Saturday, January 22, 2011

BP Commits to Russia

British Petroleum has been pursuing a long-term strategy of expanding its operations in Russia. Beginning in 1997, BP acquired a 10% stake in the Russian oil company, Sidanco. This company was created by the privatization of some of Rossneft's assets. After a number of lawsuits and other maneuvers, in 2003 BP merged its Russian and Ukrainian assets with another Russian firm, TNK. The result, TNK-BP, was led by BP's current chair, Robert Dudley, until he was forced to flee the country in 2008 in a power struggle for control of the company. BP still owns 50% of the joint venture, but the company now has stronger Russian management.
In 2008, the BP Group Vice President for Russia and Kazakhstan, David Peattie, told US Ambassador John R. Beyrle that BP was in Russia for the long haul, and that the company was actively pursuing options with Gazprom and Rosneft for the future. Peattie said BP plans to be in Russia "for the next 50 years." He considered BP's one percent stake in Rosneft as the potential long-term foundation of BP's involvement in Russia. To pursue this strategy, the company planned to sell its share of the Caspian Pipeline Consortium and divest its interests in Kazakhstan.
This month, the long-term strategy of cooperation with Rosneft took a major step forward. BP is giving Rosneft 5 percent of its shares, in return for 9.5% of Rosneft--a company that is 75% owned by the Russian government.
BP and Rosneft both gain tremendously. The two companies have agreed to jointly develop three licensed block in the southern Kara Sea, an area of approximately 125,000 square kilometers (over 48,000 square miles). The area has a forbidding, Artic climate covered most of the year by ice and snow. BP is able to add to its reserves, and Rosneft gains access to BP's artic technology. Russian experts estimate the Kara Sea blocks may hold up to 36 billion barrels of oil and 10 trillion cubic meters of gas. Rosneft Vice President Peter O'Brien said exploration of the tracts will begin soon, and the company plans to begin drilling in 2016.

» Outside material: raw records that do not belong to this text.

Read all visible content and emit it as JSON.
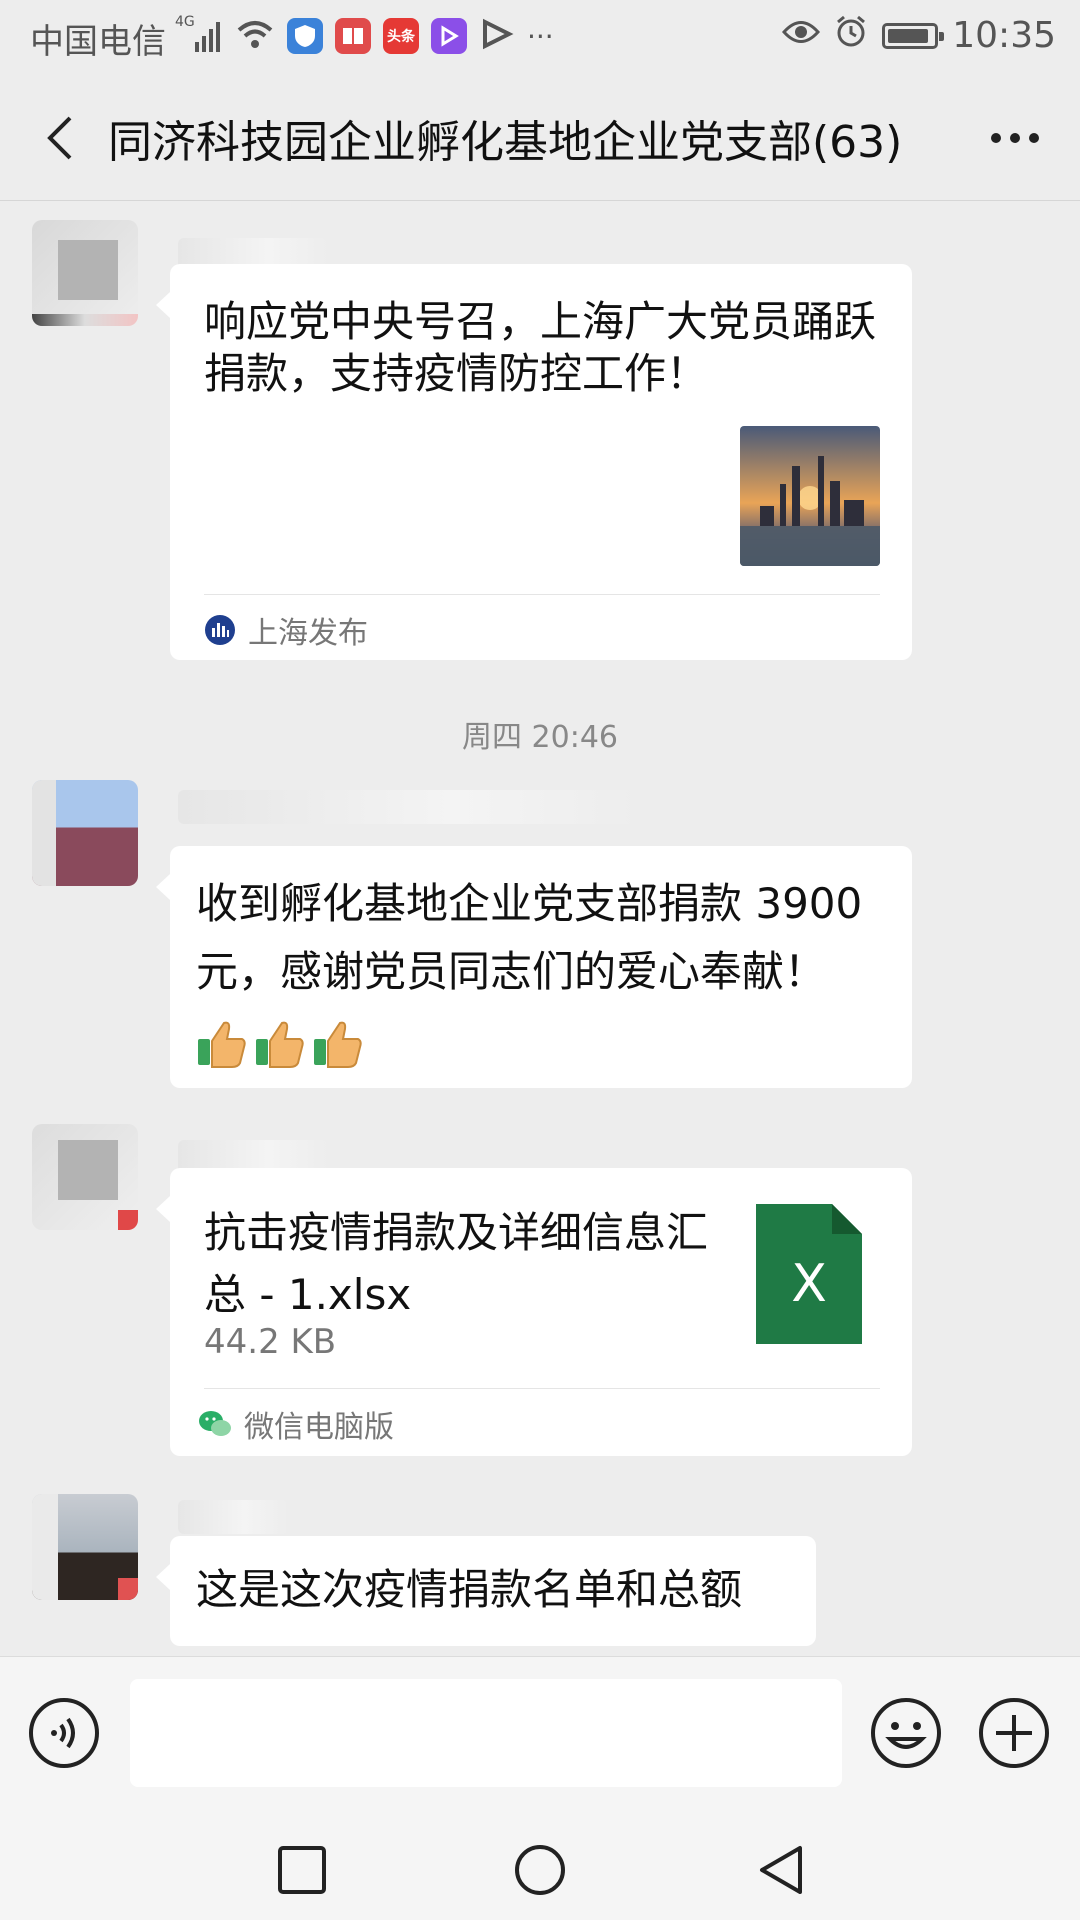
{
  "status_bar": {
    "carrier": "中国电信",
    "signal_label": "4G",
    "news_badge": "头条",
    "time": "10:35",
    "battery_level": 0.8
  },
  "header": {
    "title": "同济科技园企业孵化基地企业党支部(63)"
  },
  "messages": {
    "article": {
      "title": "响应党中央号召，上海广大党员踊跃捐款，支持疫情防控工作！",
      "source": "上海发布"
    },
    "timestamp": "周四 20:46",
    "donation": {
      "text": "收到孵化基地企业党支部捐款 3900元，感谢党员同志们的爱心奉献！",
      "emoji": [
        "thumbs-up",
        "thumbs-up",
        "thumbs-up"
      ]
    },
    "file": {
      "name": "抗击疫情捐款及详细信息汇总 - 1.xlsx",
      "size": "44.2 KB",
      "icon_letter": "X",
      "source": "微信电脑版"
    },
    "last": {
      "text": "这是这次疫情捐款名单和总额"
    }
  },
  "colors": {
    "background": "#ededed",
    "bubble": "#ffffff",
    "excel_green": "#1f7a45",
    "wechat_green": "#2aae67"
  },
  "nav": {
    "icons": [
      "recent-apps-icon",
      "home-icon",
      "back-icon"
    ]
  }
}
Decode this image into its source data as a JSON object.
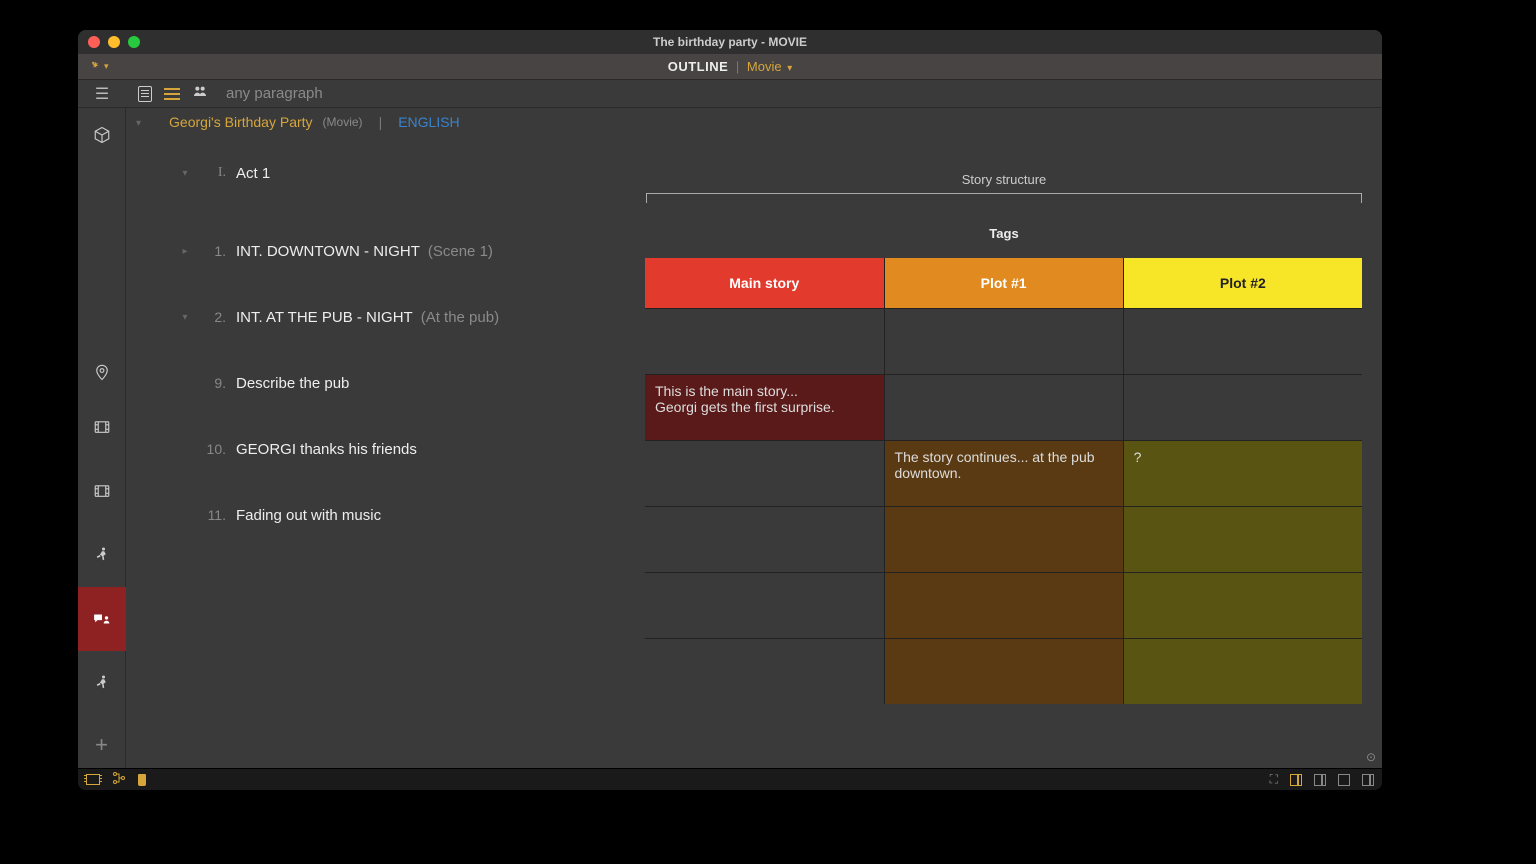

Critics of the deal include Congressman Edward Markey, the Democratic minority leader of the House Natural Resources Committee. He raised concerns that Russian control of BP shares might compromise US economic security (as a reminder to readers on the West Coast, BP owns Arco). He scoffed that "BP once stood for British Petroleum. With this deal, it now stands for Bolshoi Petroleum." Other critics are concerned about the rule of law. Rosneft obtained many of its assets from Yukos Oil, which the Kremlin broke up and sold when it threw Putin rival Mikhail Khodorkovsy into prison. The legality of the breakup is under question. Recently, a court in Sweden ordered the Russian government to pay compensation to a Yukos shareholder who had brought suit over these actions. Kremlin critic and former Russian deputy prime minister Boris Nemtsov said that Russian Prime Minister Vladimir Putin was hopeful that BP's ownership of Rosneft shares would blunt western criticism of Moscow's treatment of the former oligarch Khodorkovsky. He said that the deal ignored human rights and property rights. BP spokesman Jeremy Huck tried to duck the issue in an interview with Radio Ekho Moskvy by pointing out the proposed projects were sanctioned by the Russian government: "The question about where those assets are from, that's better asked of Rosneft or the government."
BP has cast its lot with the Russian bear, for better or for worse.
Dr. James J. Coyle is available to speak to your organization or at your event. Please contact him at